It is becoming increasingly clear that our Pope Francis is a pope who, as Stephen White put it, smells like his sheep. He is a man of his people, and a father who communicates to his people in a fashion that they seem to like.
More evidence of this is a means
to prayer that the Holy Father authored when he was still the Archbishop in Argentina. It is a lovely way to pray, and it showcases Pope Francis’ sense of simplicity, his priority for family, his love for the poor and also his recognition that prayer is powerful.
Readers may already know the
prayer. It has been around for a while, but several sources are saying that it was written by Cardinal Bergoglio. I should note as well that it was attributed to him well before he became Pope Francis.
So here it is: Pope Francis’ five finger prayer guide. (Go here for the Spanish)
1. The thumb is the closest finger to you. So start praying for those who are closest to you. They are the persons easiest to remember. To
pray forour dear ones is a “sweet obligation.”2. The next finger is the index. Pray for those who teach you, instruct you and heal you. They need the support and wisdom to show direction to others. Always keep them in your prayers.3. The following finger is the tallest. It reminds us of our leaders, the governors and those who have authority. They need God’s guidance.4. The fourth finger is the ring finger. Even that it may surprise you, it is our weakest finger. It should remind us to pray for the weakest, the sick or those plagued by problems. They need your prayers.5. And finally we have our smallest finger, the smallest of all. Your pinkie should remind you to pray for yourself. When you are done praying for the other four groups, you will be able to see your own needs but in the proper perspective, and also you will be able to pray for your own needs in a better way.
This is a simple way to prayer that even kids can get. And it gives a whole new meaning to giving our political leaders your middle finger. (Sorry…couldn’t resist.) But it is eminently practical, and it is certainly grounded in the Catholic tradition. Indeed, what I like most about it is the end. By praying for others we can begin to see our own needs in greater perspective. It is an important lesson, one that pops up in Catholic Social Teaching quite often.
We read this in the Compendium of the Social Doctrine of the Catholic Church for instance,
“390. …The sphere of friendship, on the other hand, is that selflessness, detachment from material goods, giving freely and inner acceptance of the needs of others. Civil friendship understood in this way is the most genuine actualization of the principle of fraternity, which is inseparable from that of freedom and equality. In large part, this principle has not been put into practice in the concrete circumstances of modern political society, above all because of the influence of individualistic and collectivistic ideologies.”

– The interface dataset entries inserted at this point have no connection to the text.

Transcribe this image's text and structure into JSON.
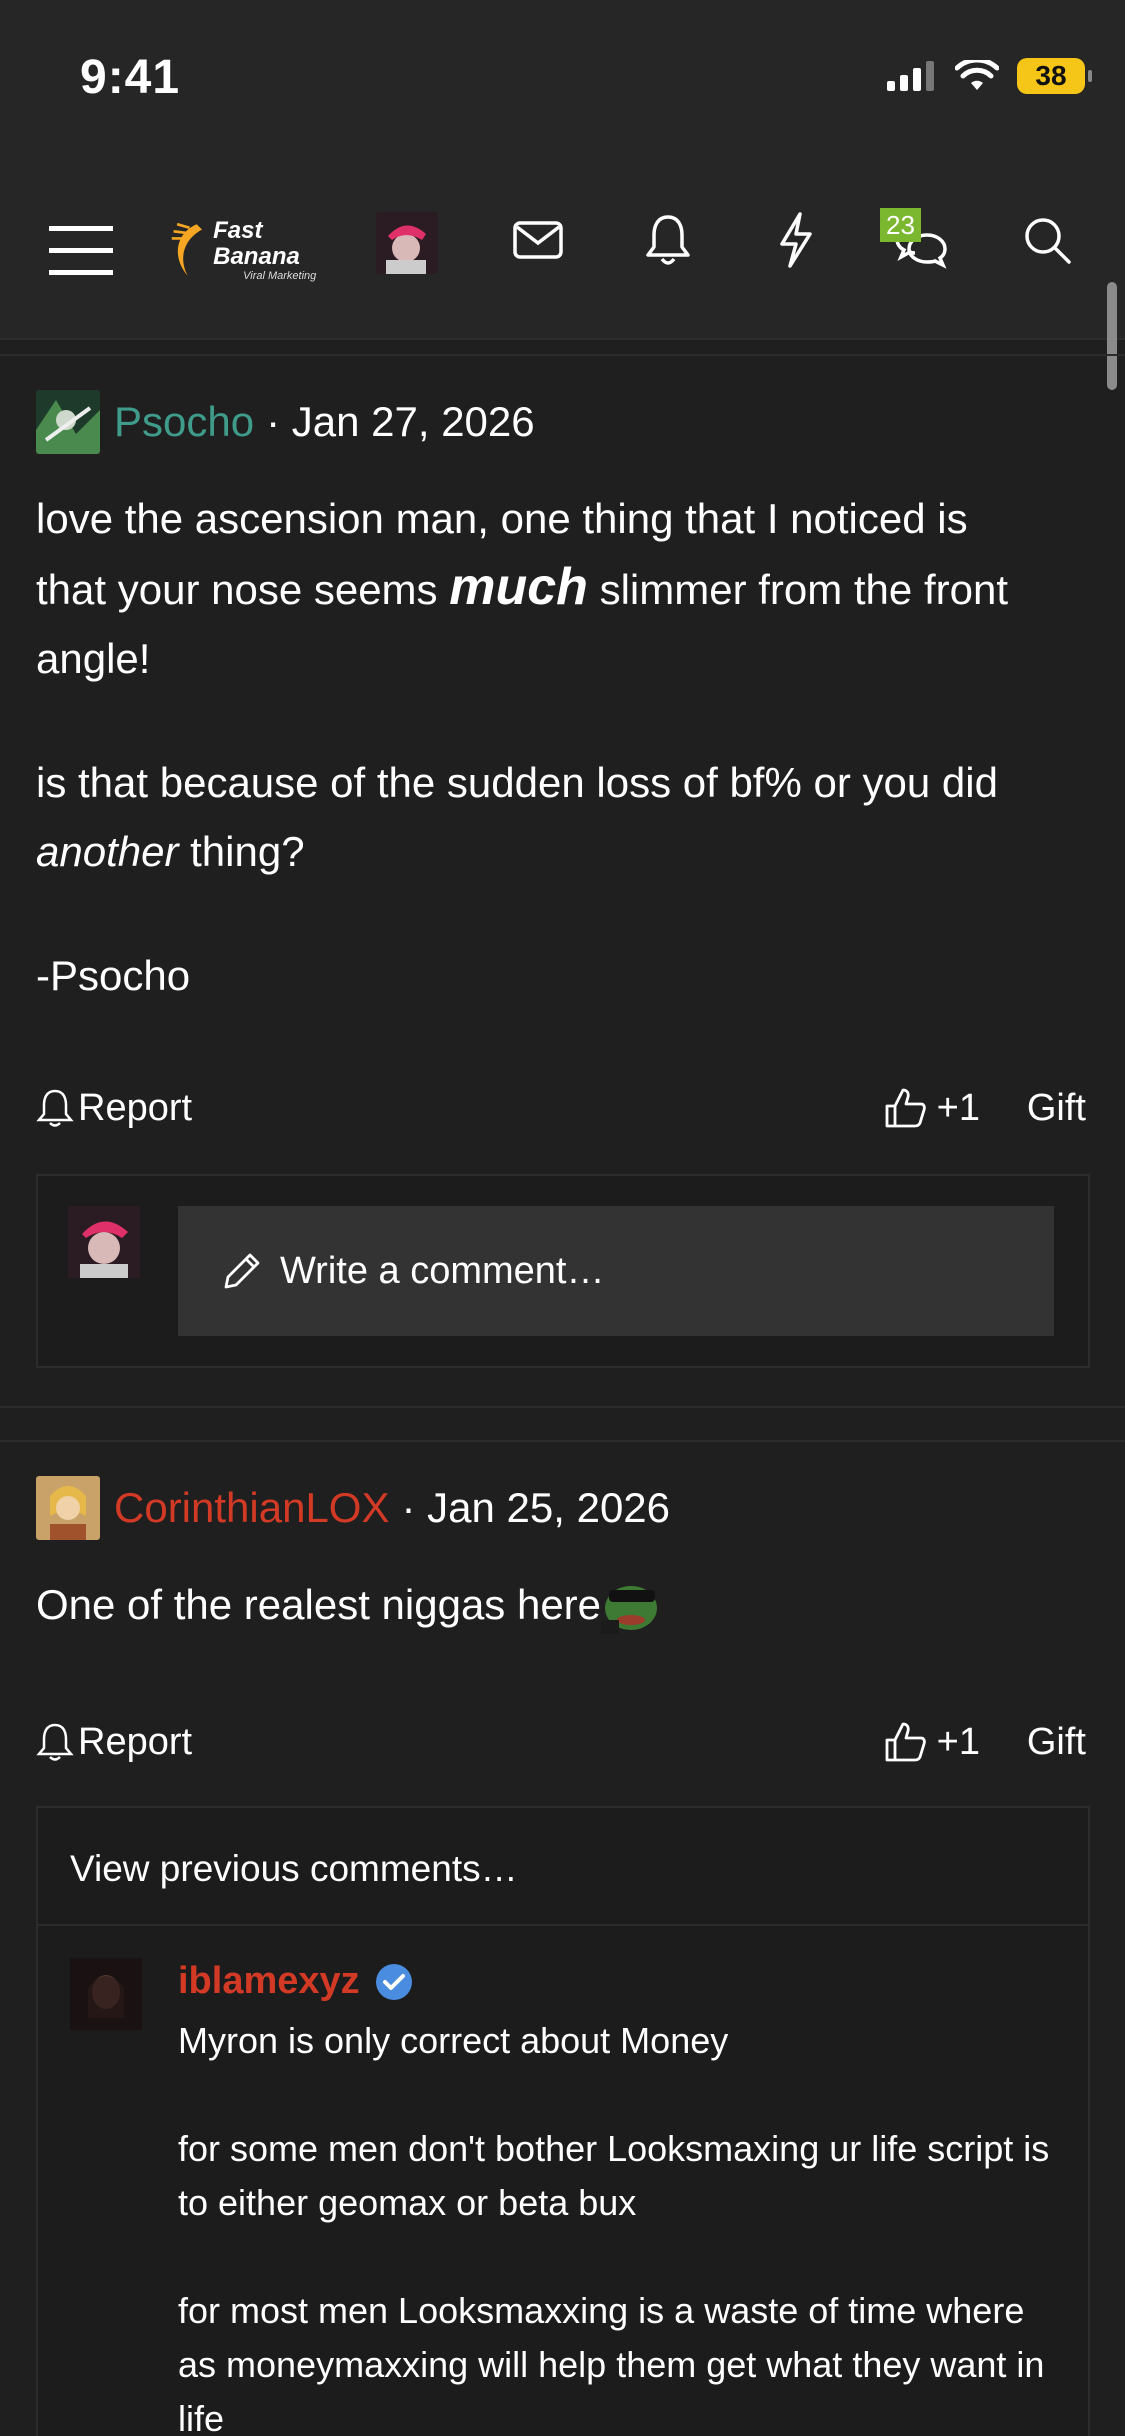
{
  "status": {
    "time": "9:41",
    "battery": "38"
  },
  "nav": {
    "logo_title": "Fast Banana",
    "logo_sub": "Viral Marketing",
    "chat_badge": "23"
  },
  "posts": [
    {
      "username": "Psocho",
      "date": "· Jan 27, 2026",
      "body_l1": "love the ascension man, one thing that I noticed is",
      "body_l2a": "that your nose seems ",
      "body_l2b": "much",
      "body_l2c": " slimmer from the front",
      "body_l3": "angle!",
      "body_l4": "is that because of the sudden loss of bf% or you did",
      "body_l5a": "another",
      "body_l5b": " thing?",
      "body_l6": "-Psocho",
      "report": "Report",
      "like": "+1",
      "gift": "Gift",
      "comment_placeholder": "Write a comment…"
    },
    {
      "username": "CorinthianLOX",
      "date": "· Jan 25, 2026",
      "body": "One of the realest niggas here",
      "report": "Report",
      "like": "+1",
      "gift": "Gift"
    }
  ],
  "comments": {
    "view_previous": "View previous comments…",
    "reply": {
      "username": "iblamexyz",
      "p1": "Myron is only correct about Money",
      "p2": "for some men don't bother Looksmaxing ur life script is to either geomax or beta bux",
      "p3": "for most men Looksmaxxing is a waste of time where as moneymaxxing will help them get what they want in life"
    }
  },
  "colors": {
    "background": "#1f1f1f",
    "teal_user": "#3f9b8a",
    "red_user": "#d33a25",
    "badge": "#7cb82f"
  }
}
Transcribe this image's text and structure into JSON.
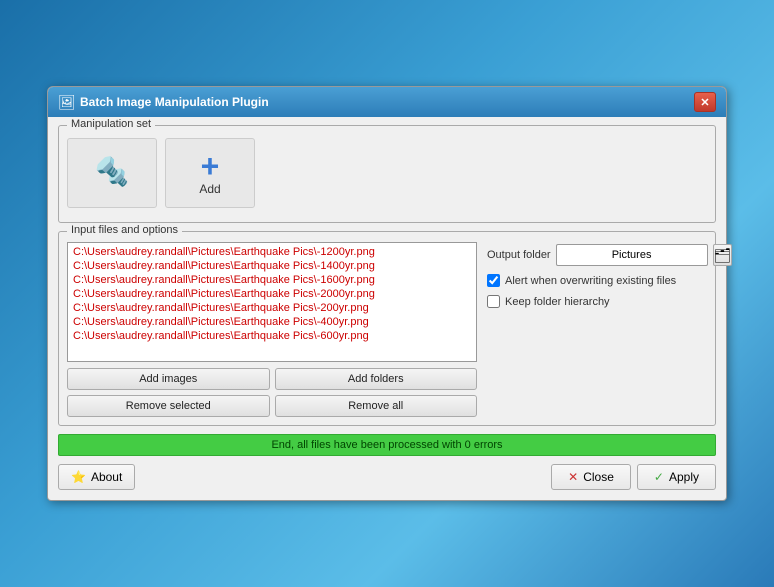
{
  "window": {
    "title": "Batch Image Manipulation Plugin",
    "close_label": "✕"
  },
  "manipulation_set": {
    "label": "Manipulation set",
    "items": [
      {
        "icon": "🔩",
        "label": ""
      },
      {
        "icon": "+",
        "label": "Add"
      }
    ]
  },
  "input_files": {
    "label": "Input files and options",
    "files": [
      "C:\\Users\\audrey.randall\\Pictures\\Earthquake Pics\\-1200yr.png",
      "C:\\Users\\audrey.randall\\Pictures\\Earthquake Pics\\-1400yr.png",
      "C:\\Users\\audrey.randall\\Pictures\\Earthquake Pics\\-1600yr.png",
      "C:\\Users\\audrey.randall\\Pictures\\Earthquake Pics\\-2000yr.png",
      "C:\\Users\\audrey.randall\\Pictures\\Earthquake Pics\\-200yr.png",
      "C:\\Users\\audrey.randall\\Pictures\\Earthquake Pics\\-400yr.png",
      "C:\\Users\\audrey.randall\\Pictures\\Earthquake Pics\\-600yr.png"
    ],
    "buttons": {
      "add_images": "Add images",
      "add_folders": "Add folders",
      "remove_selected": "Remove selected",
      "remove_all": "Remove all"
    }
  },
  "output": {
    "label": "Output folder",
    "folder_value": "Pictures",
    "folder_placeholder": "Pictures",
    "alert_overwrite_label": "Alert when overwriting existing files",
    "alert_overwrite_checked": true,
    "keep_hierarchy_label": "Keep folder hierarchy",
    "keep_hierarchy_checked": false
  },
  "status": {
    "message": "End, all files have been processed with 0 errors"
  },
  "bottom_buttons": {
    "about": "About",
    "close": "Close",
    "apply": "Apply"
  }
}
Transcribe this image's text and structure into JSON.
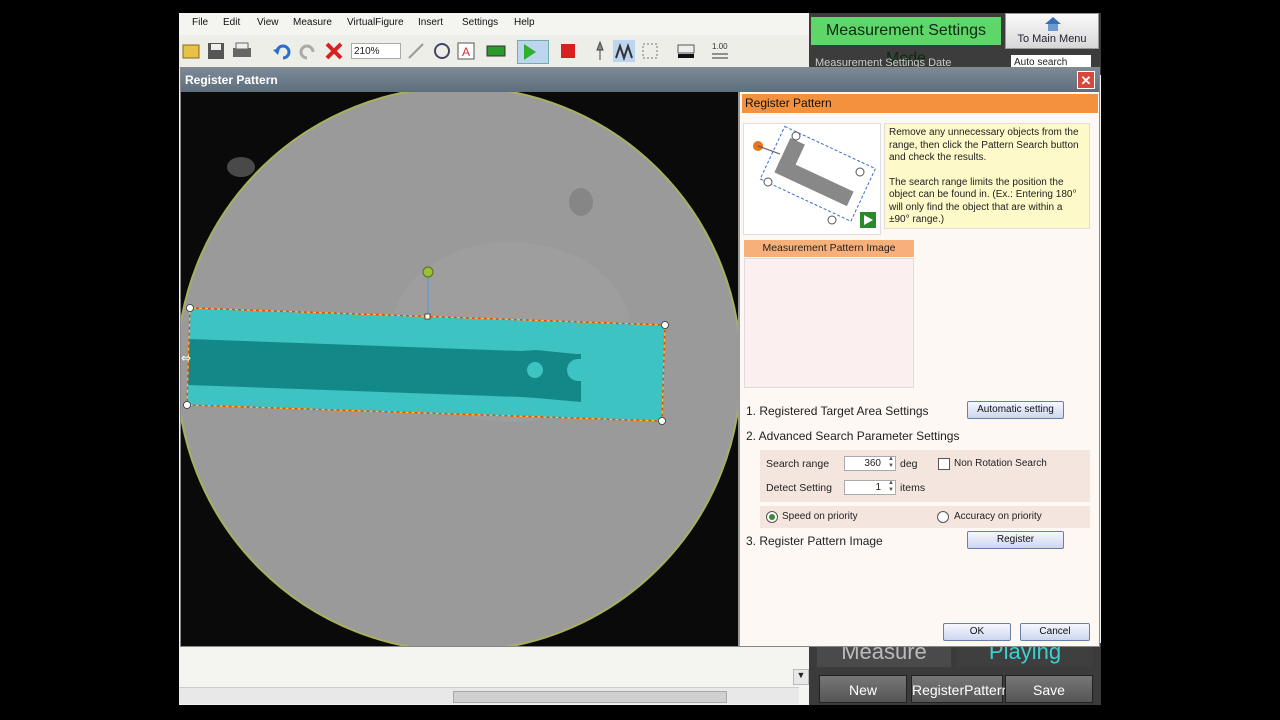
{
  "menu": [
    "File",
    "Edit",
    "View",
    "Measure",
    "VirtualFigure",
    "Insert",
    "Settings",
    "Help"
  ],
  "toolbar": {
    "zoom": "210%",
    "icons": [
      "open-icon",
      "save-icon",
      "print-icon",
      "undo-icon",
      "redo-icon",
      "delete-icon",
      "draw-icon",
      "measure-tool-icon",
      "text-icon",
      "grid-icon",
      "play-icon",
      "stop-icon",
      "edge-icon",
      "filter-icon",
      "select-icon",
      "line-color-icon",
      "line-width-icon"
    ],
    "line_width": "1.00"
  },
  "mode": {
    "label": "Measurement Settings Mode",
    "main_menu": "To Main Menu",
    "settings_date": "Measurement Settings Date",
    "auto_search": "Auto search"
  },
  "dialog": {
    "title": "Register Pattern",
    "close": "✕",
    "panel_title": "Register Pattern",
    "help_p1": "Remove any unnecessary objects from the range, then click the Pattern Search button and check the results.",
    "help_p2": "The search range limits the position the object can be found in. (Ex.: Entering 180° will only find the object that are within a ±90° range.)",
    "pattern_image_label": "Measurement Pattern Image",
    "sec1": "1. Registered Target Area Settings",
    "auto_setting": "Automatic setting",
    "sec2": "2. Advanced Search Parameter Settings",
    "search_range_label": "Search range",
    "search_range_value": "360",
    "search_range_unit": "deg",
    "non_rotation": "Non Rotation Search",
    "detect_label": "Detect Setting",
    "detect_value": "1",
    "detect_unit": "items",
    "speed_priority": "Speed on priority",
    "accuracy_priority": "Accuracy on priority",
    "sec3": "3. Register Pattern Image",
    "register": "Register",
    "ok": "OK",
    "cancel": "Cancel"
  },
  "bottom": {
    "measure": "Measure",
    "playing": "Playing",
    "new": "New",
    "register_pattern": "RegisterPattern",
    "save_settings": "Save Settings"
  }
}
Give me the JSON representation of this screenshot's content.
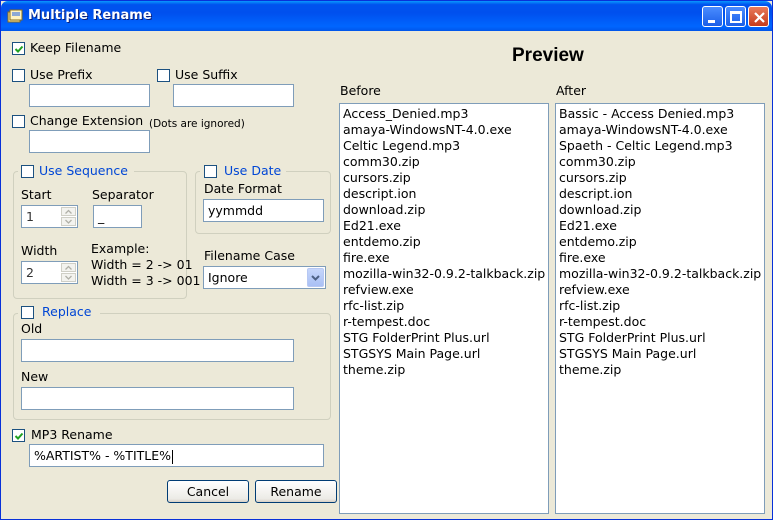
{
  "window": {
    "title": "Multiple Rename"
  },
  "options": {
    "keep_filename": {
      "label": "Keep Filename",
      "checked": true
    },
    "use_prefix": {
      "label": "Use Prefix",
      "checked": false,
      "value": ""
    },
    "use_suffix": {
      "label": "Use Suffix",
      "checked": false,
      "value": ""
    },
    "change_extension": {
      "label": "Change Extension",
      "checked": false,
      "note": "(Dots are ignored)",
      "value": ""
    }
  },
  "sequence": {
    "label": "Use  Sequence",
    "start_label": "Start",
    "start_value": "1",
    "separator_label": "Separator",
    "separator_value": "_",
    "width_label": "Width",
    "width_value": "2",
    "example_title": "Example:",
    "example_line1": "Width = 2 ->  01",
    "example_line2": "Width = 3 ->  001"
  },
  "date": {
    "label": "Use Date",
    "format_label": "Date Format",
    "format_value": "yymmdd"
  },
  "filename_case": {
    "label": "Filename Case",
    "selected": "Ignore"
  },
  "replace": {
    "label": "Replace",
    "old_label": "Old",
    "old_value": "",
    "new_label": "New",
    "new_value": ""
  },
  "mp3": {
    "label": "MP3 Rename",
    "checked": true,
    "value": "%ARTIST% - %TITLE%"
  },
  "buttons": {
    "cancel": "Cancel",
    "rename": "Rename"
  },
  "preview": {
    "title": "Preview",
    "before_label": "Before",
    "after_label": "After",
    "before": [
      "Access_Denied.mp3",
      "amaya-WindowsNT-4.0.exe",
      "Celtic Legend.mp3",
      "comm30.zip",
      "cursors.zip",
      "descript.ion",
      "download.zip",
      "Ed21.exe",
      "entdemo.zip",
      "fire.exe",
      "mozilla-win32-0.9.2-talkback.zip",
      "refview.exe",
      "rfc-list.zip",
      "r-tempest.doc",
      "STG FolderPrint Plus.url",
      "STGSYS Main Page.url",
      "theme.zip"
    ],
    "after": [
      "Bassic - Access Denied.mp3",
      "amaya-WindowsNT-4.0.exe",
      "Spaeth - Celtic Legend.mp3",
      "comm30.zip",
      "cursors.zip",
      "descript.ion",
      "download.zip",
      "Ed21.exe",
      "entdemo.zip",
      "fire.exe",
      "mozilla-win32-0.9.2-talkback.zip",
      "refview.exe",
      "rfc-list.zip",
      "r-tempest.doc",
      "STG FolderPrint Plus.url",
      "STGSYS Main Page.url",
      "theme.zip"
    ]
  }
}
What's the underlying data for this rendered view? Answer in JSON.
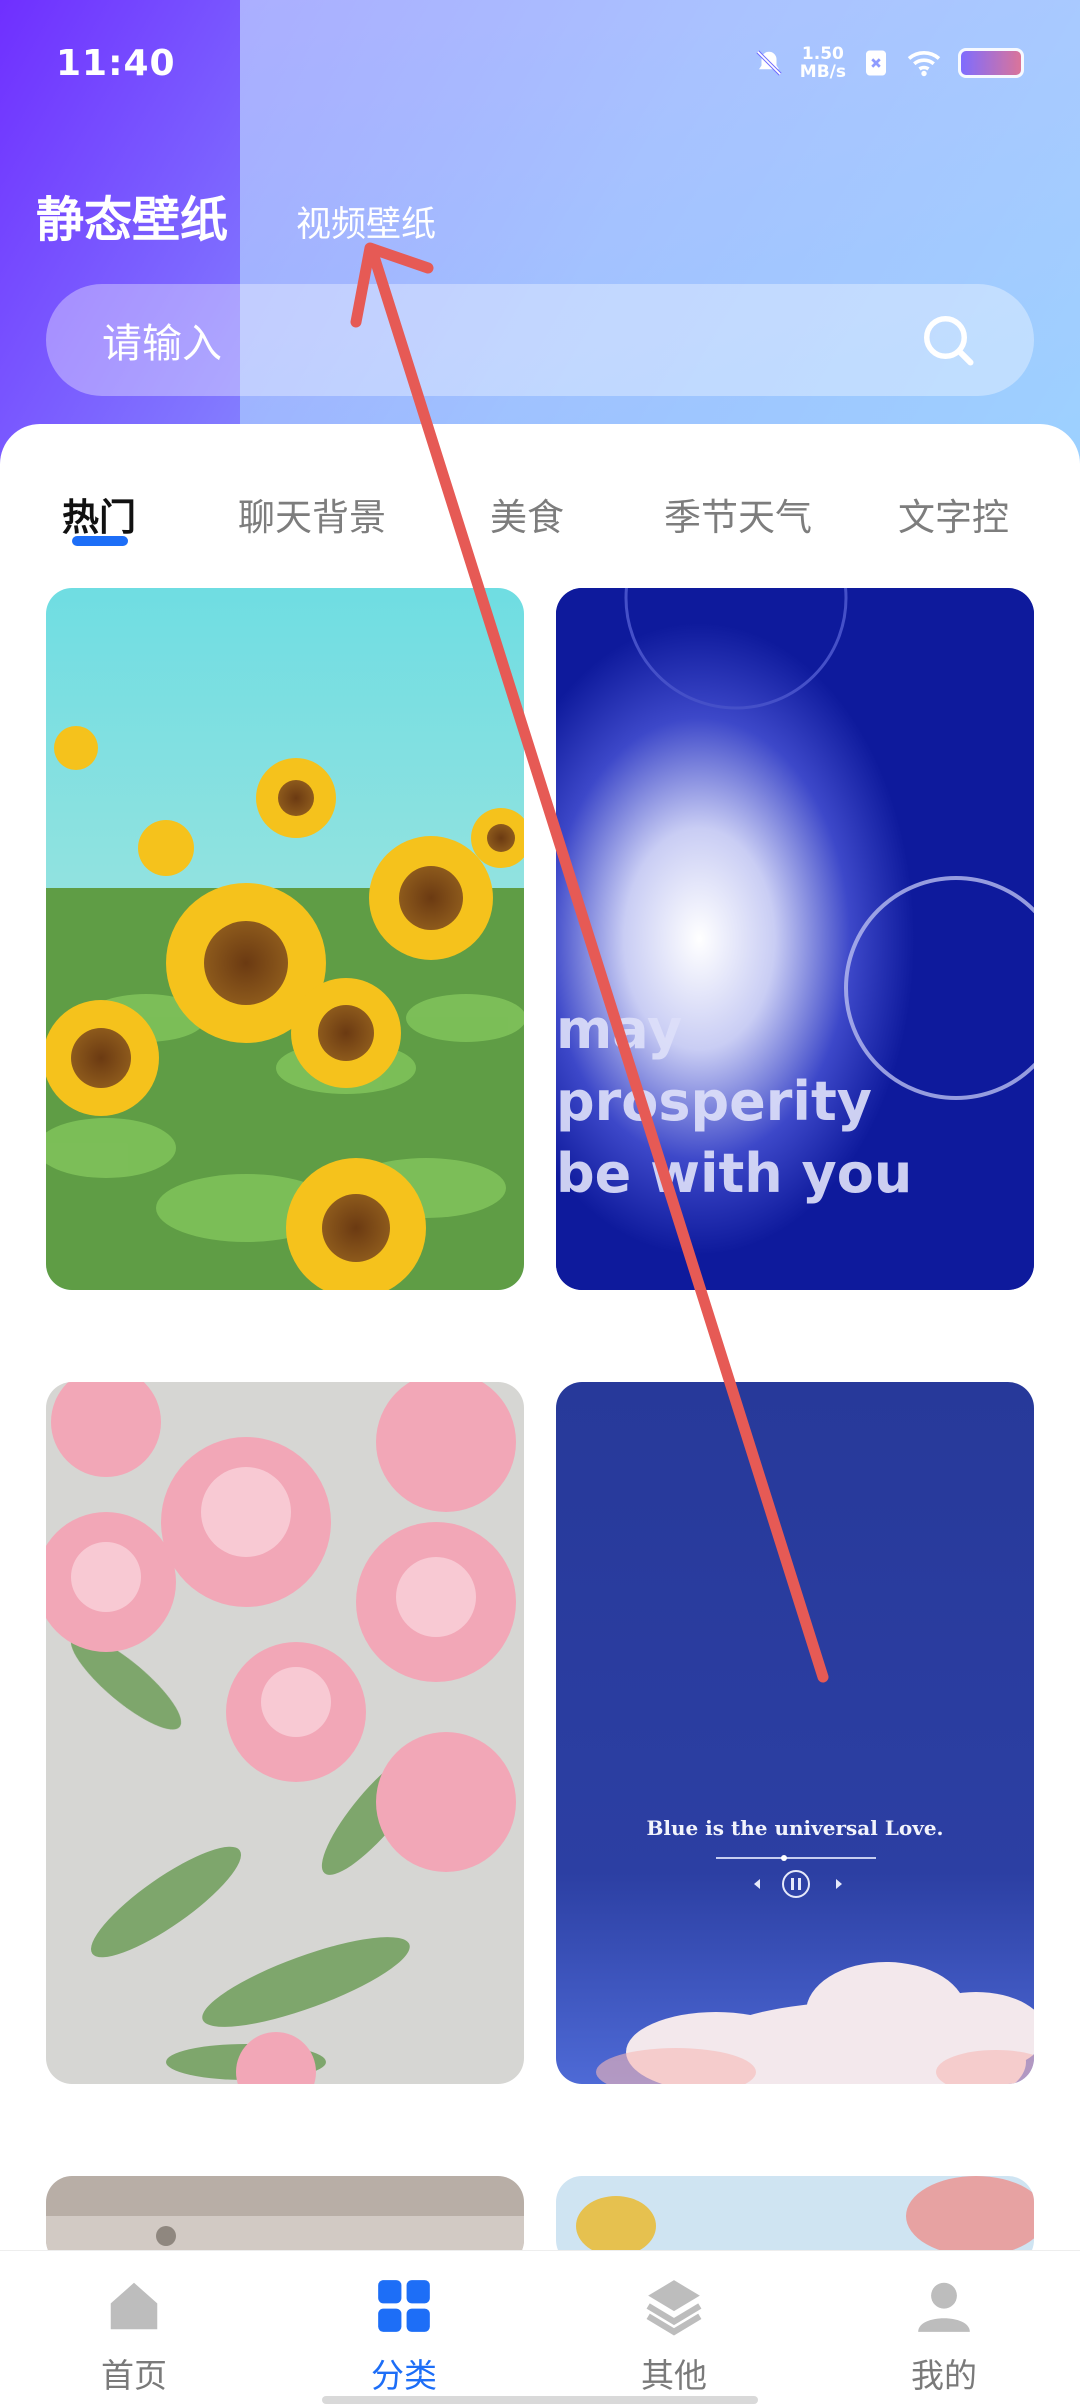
{
  "status": {
    "time": "11:40",
    "net_speed_value": "1.50",
    "net_speed_unit": "MB/s"
  },
  "header": {
    "tab_static": "静态壁纸",
    "tab_video": "视频壁纸"
  },
  "search": {
    "placeholder": "请输入"
  },
  "categories": [
    "热门",
    "聊天背景",
    "美食",
    "季节天气",
    "文字控"
  ],
  "tiles": {
    "tile2_lines": [
      "may",
      "prosperity",
      "be with you"
    ],
    "tile4_caption": "Blue is the universal Love."
  },
  "bottom_nav": {
    "items": [
      "首页",
      "分类",
      "其他",
      "我的"
    ],
    "active": "分类",
    "accent": "#1d6ef7"
  },
  "colors": {
    "accent": "#1d6ef7",
    "annotation_arrow": "#e65a55"
  }
}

The just society starts with a focus on the needs of others. Thanks Papa Francis.